Archangel A.D. – Casus Belli (Self-Released)Monday, 9th August 2021
Familiar to this scribe through their 2018 Warband EP, Texas thrashers Archangel A.D. return with their latest full-length Casus Belli. Establishing a sound with noted 80’s-oriented Bay Area riffing techniques and old school power rhythm section mechanics, these nine tracks seem to expand the influence toolbox from which the quartet grab ahold – incorporating some more mid-tempo and left field twists to keep ears sharp and entertained.
No one can deny the Kill ‘Em All-period Metallica influence when it comes to specific heads down riffing, relentless snare hits, and the fluid bass prominence that take place in key sections of cuts like “Bet on Death” and “Beacons” – bassist Justin Lopez even employing a bit of that Hetfield-like snarl in lower doses on the latter.

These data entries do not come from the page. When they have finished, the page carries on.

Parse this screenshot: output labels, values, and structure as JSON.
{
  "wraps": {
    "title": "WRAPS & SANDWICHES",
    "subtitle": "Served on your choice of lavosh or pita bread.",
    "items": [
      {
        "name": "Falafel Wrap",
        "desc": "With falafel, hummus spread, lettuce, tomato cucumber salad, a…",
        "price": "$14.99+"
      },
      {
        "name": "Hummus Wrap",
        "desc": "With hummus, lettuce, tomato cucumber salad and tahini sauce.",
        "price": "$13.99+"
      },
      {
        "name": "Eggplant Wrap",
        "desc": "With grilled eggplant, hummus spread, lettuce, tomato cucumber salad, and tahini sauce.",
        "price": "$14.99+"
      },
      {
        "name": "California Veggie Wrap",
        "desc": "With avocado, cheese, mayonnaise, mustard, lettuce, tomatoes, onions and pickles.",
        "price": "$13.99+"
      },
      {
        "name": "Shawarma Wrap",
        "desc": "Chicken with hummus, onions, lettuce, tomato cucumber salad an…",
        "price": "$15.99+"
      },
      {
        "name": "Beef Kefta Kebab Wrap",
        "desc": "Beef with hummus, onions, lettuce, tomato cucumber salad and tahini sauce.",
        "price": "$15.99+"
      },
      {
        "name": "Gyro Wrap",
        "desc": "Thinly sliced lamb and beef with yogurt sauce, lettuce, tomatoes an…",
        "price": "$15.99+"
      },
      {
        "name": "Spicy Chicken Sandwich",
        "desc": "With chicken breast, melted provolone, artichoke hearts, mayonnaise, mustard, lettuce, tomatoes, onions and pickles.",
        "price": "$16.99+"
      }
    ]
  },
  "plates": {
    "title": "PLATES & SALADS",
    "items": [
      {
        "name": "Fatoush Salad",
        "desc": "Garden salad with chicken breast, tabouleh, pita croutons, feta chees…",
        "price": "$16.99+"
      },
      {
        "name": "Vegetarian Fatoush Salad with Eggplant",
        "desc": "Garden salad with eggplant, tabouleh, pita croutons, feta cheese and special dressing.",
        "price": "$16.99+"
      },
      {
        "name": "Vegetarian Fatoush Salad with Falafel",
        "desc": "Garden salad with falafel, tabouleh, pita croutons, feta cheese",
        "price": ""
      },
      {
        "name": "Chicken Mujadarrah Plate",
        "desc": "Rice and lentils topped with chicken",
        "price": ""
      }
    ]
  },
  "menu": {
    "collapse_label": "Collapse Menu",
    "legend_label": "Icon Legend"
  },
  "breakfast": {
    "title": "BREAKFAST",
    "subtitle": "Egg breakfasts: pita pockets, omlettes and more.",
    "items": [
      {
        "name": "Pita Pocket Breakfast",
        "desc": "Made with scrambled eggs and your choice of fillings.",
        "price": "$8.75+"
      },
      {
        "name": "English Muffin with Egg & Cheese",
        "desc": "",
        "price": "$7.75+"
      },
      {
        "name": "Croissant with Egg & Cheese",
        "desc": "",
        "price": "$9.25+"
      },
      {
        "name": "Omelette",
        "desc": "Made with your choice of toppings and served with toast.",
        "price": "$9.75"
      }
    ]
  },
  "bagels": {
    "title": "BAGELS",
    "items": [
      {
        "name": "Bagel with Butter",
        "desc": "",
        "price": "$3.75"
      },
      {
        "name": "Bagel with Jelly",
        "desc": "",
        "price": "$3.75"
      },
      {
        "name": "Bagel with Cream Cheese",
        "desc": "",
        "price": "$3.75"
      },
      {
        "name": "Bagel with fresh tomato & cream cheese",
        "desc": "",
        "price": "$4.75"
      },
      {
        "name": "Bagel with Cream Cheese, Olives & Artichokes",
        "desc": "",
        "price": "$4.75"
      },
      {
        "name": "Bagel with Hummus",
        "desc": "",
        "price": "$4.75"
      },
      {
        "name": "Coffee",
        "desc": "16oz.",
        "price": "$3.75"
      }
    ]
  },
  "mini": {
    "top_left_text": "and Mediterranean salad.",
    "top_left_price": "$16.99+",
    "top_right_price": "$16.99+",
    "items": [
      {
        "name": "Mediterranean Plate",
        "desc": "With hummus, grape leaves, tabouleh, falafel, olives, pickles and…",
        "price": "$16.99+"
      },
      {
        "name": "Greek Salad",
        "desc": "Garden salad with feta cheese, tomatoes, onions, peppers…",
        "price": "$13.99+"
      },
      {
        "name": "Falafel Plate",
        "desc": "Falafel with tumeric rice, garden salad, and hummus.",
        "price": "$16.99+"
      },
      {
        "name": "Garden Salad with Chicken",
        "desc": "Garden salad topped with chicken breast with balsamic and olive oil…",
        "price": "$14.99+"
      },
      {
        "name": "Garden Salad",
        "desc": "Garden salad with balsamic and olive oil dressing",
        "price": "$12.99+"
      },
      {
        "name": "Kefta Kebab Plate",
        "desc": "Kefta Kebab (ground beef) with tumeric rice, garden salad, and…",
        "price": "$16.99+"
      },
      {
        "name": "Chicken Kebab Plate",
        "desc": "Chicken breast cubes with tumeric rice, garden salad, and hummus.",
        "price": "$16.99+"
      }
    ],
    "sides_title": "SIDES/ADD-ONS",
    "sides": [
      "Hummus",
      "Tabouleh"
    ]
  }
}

The razor-sharp twin rhythms often build into these crushing walls of axe displays with subtle interplay moments that keep the energy level at peak performance – “Celestion” a mid-album favorite in this regard, the lead breaks tradeoff mixes of shredding and bluesy, frantic magic. The outside the box song for this record is the Spanish-led “Sangre de las Montañas”. The chanting, handclaps, and acoustic strumming making this a catchy number outside the thrash norm, providing that aural cleansing effort before the epic “Demonolith” kicks in, another Sabbath-like outing with outstanding lead breaks, an evil doom foundation for the first half transforming into an Anthrax-oriented pounding effort with more headbanging rhythms and sinister bass play. Ending the record on a softer, 70’s blues-like metal ballad for “Door to the Moon” showcases Justin’s melodic improvement with his vocals – rearing back for some poignant moments in the chorus.
Versatility is the main strength of this record and Archangel A.D. in general – including lyrical topics from reality to Tolkien at their disposal. They can obliterate minds and bodies in the thrash platform they are familiar with, but those added Spanish/bluesy influences can be a game-changer for long-term appeal as the band hits the road.